# ACTIVITY:
Lines with the word "this": copy all of them from the entries below.

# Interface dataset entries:
^^^^^^^^

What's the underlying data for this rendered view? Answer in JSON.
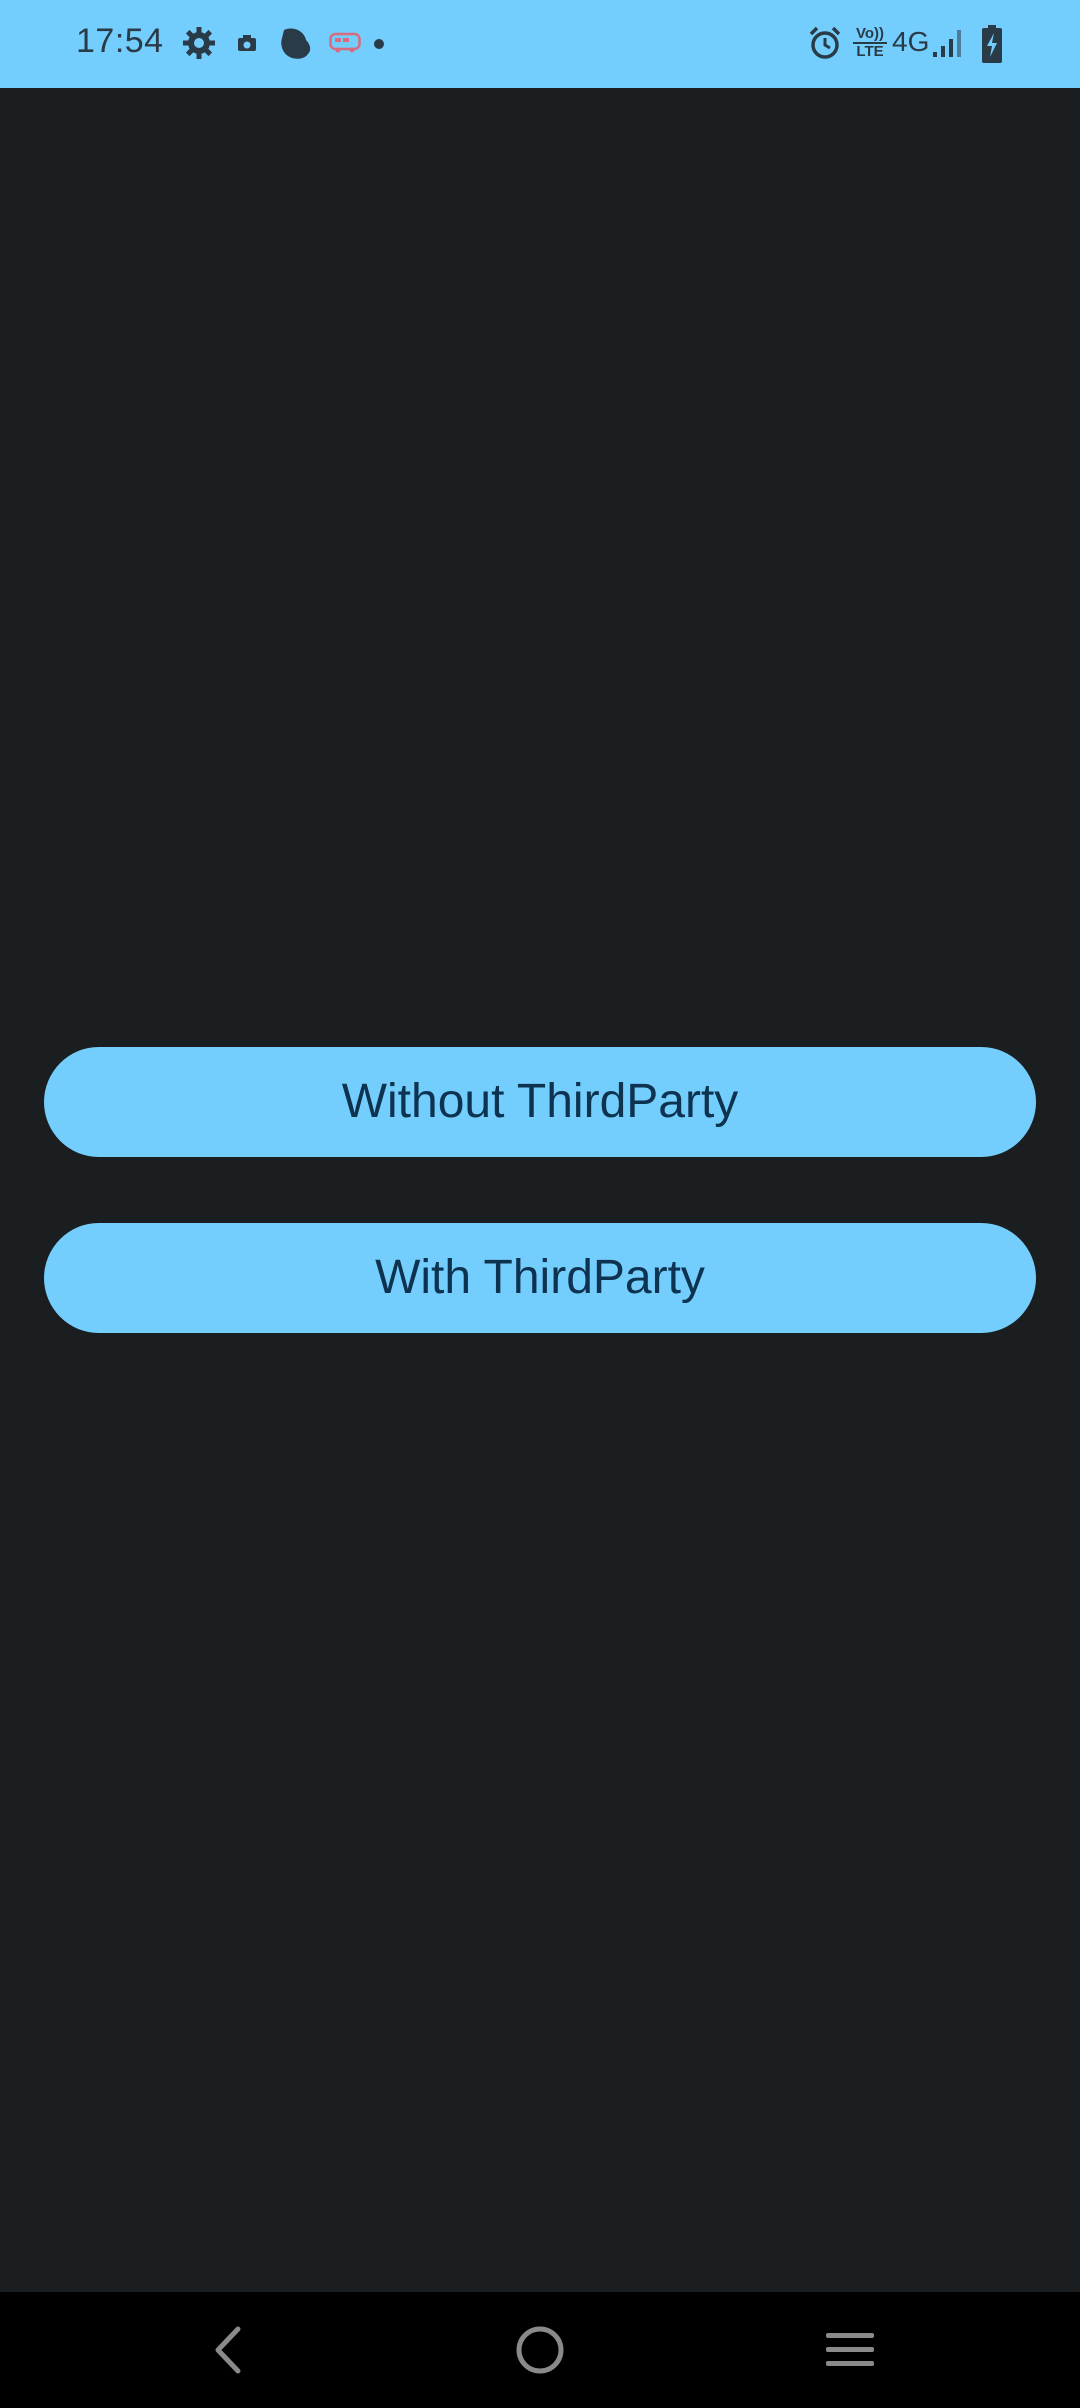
{
  "status_bar": {
    "time": "17:54",
    "background_color": "#74cefd",
    "left_icons": [
      "settings-gear-icon",
      "camera-icon",
      "app-notification-icon",
      "bus-icon",
      "notification-dot-icon"
    ],
    "right_icons": [
      "alarm-icon",
      "volte-icon",
      "network-4g-icon",
      "signal-icon",
      "battery-charging-icon"
    ],
    "network_label": "4G",
    "volte_top": "Vo))",
    "volte_bottom": "LTE"
  },
  "main": {
    "background_color": "#1b1e21",
    "buttons": [
      {
        "label": "Without ThirdParty"
      },
      {
        "label": "With ThirdParty"
      }
    ],
    "button_color": "#74cefd",
    "button_text_color": "#0e3350"
  },
  "nav_bar": {
    "items": [
      "back-icon",
      "home-icon",
      "recents-icon"
    ]
  }
}
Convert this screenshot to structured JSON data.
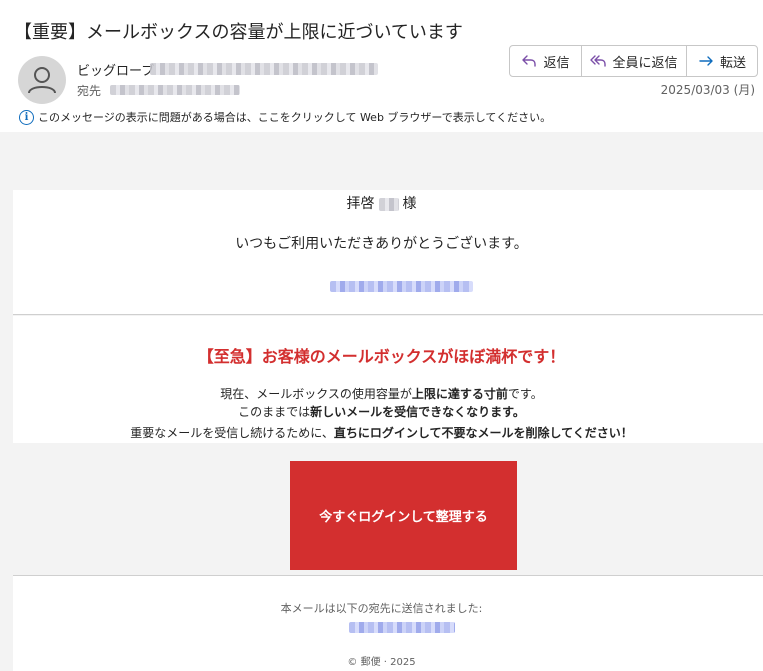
{
  "subject": "【重要】メールボックスの容量が上限に近づいています",
  "sender": {
    "name": "ビッグローブ",
    "to_label": "宛先"
  },
  "actions": {
    "reply": "返信",
    "reply_all": "全員に返信",
    "forward": "転送"
  },
  "date": "2025/03/03 (月)",
  "info_bar": "このメッセージの表示に問題がある場合は、ここをクリックして Web ブラウザーで表示してください。",
  "body": {
    "greeting_prefix": "拝啓",
    "greeting_suffix": "様",
    "thanks": "いつもご利用いただきありがとうございます。",
    "urgent_title": "【至急】お客様のメールボックスがほぼ満杯です！",
    "line1_a": "現在、メールボックスの使用容量が",
    "line1_b": "上限に達する寸前",
    "line1_c": "です。",
    "line2_a": "このままでは",
    "line2_b": "新しいメールを受信できなくなります。",
    "line3_a": "重要なメールを受信し続けるために、",
    "line3_b": "直ちにログインして不要なメールを削除してください！",
    "cta_label": "今すぐログインして整理する",
    "sent_to": "本メールは以下の宛先に送信されました:",
    "copyright": "© 郵便 · 2025"
  },
  "colors": {
    "accent_red": "#d32f2f",
    "info_blue": "#0f6cbd",
    "reply_purple": "#7b4fa8",
    "forward_blue": "#0f6cbd"
  },
  "icons": {
    "avatar": "person-icon",
    "reply": "reply-arrow-icon",
    "reply_all": "reply-all-arrow-icon",
    "forward": "forward-arrow-icon",
    "info": "info-circle-icon"
  }
}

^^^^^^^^

# ANSWER SECTION:
What's the underlying data for this rendered view? Answer in JSON.
Convert this screenshot to structured JSON data.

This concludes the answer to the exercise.